This saga has happened so often over the years with negative outcomes in each case. The club never learnt from the Mathieu Flamini situation, nor did they see worth in acting swiftly to tie down Samir Nasri and Robin van Persie before the thought of moving on with a year left of their contracts crept in. It’s always about how in the black the club’s finances are, and there’s never a damn about how the supporters may reel from yet another big name out the door.
Walcott isn’t just an investment in on-pitch improvements, he’s also a fantastic representative for the club. He’s one of the England internationals who portrays and leads a respectable social life away from the game. The sponsors will continue to roll in for the player, the merchandise will continue to fly off the shelves because the supporters can identify with an English player as a prominent figure in the team. But above all, he continues to show evidence that the quick conclusions about him lacking the predatory instincts of a striker were wide of the mark.
Theo Walcott has been a game changer against AC Milan, Tottenham, Chelsea, Barcelona, Liverpool (almost) and a host of other clubs. This isn’t a player who is struggling to get the job done on the big stage; meanwhile consistency can be coached into any footballer who is deemed good enough to play for a top level Premier League club.
Arsenal should be breaking the bank to tie Walcott down to a new deal.
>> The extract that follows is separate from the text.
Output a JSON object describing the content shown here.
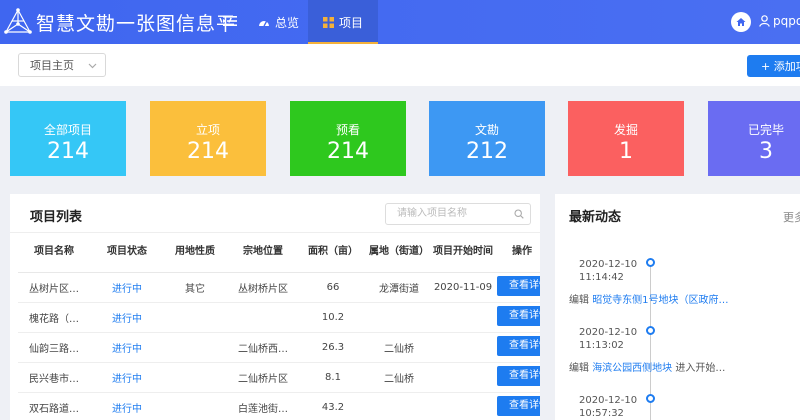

If a seemingly ineffectual CEO can pocket bonuses following the stupidity and almost distractions nature of last season, as well as a manager who takes home a reported £7 million-a-year, then there is no reason for such strict restraints to be placed on the rewarding of clearly valuable players to the club.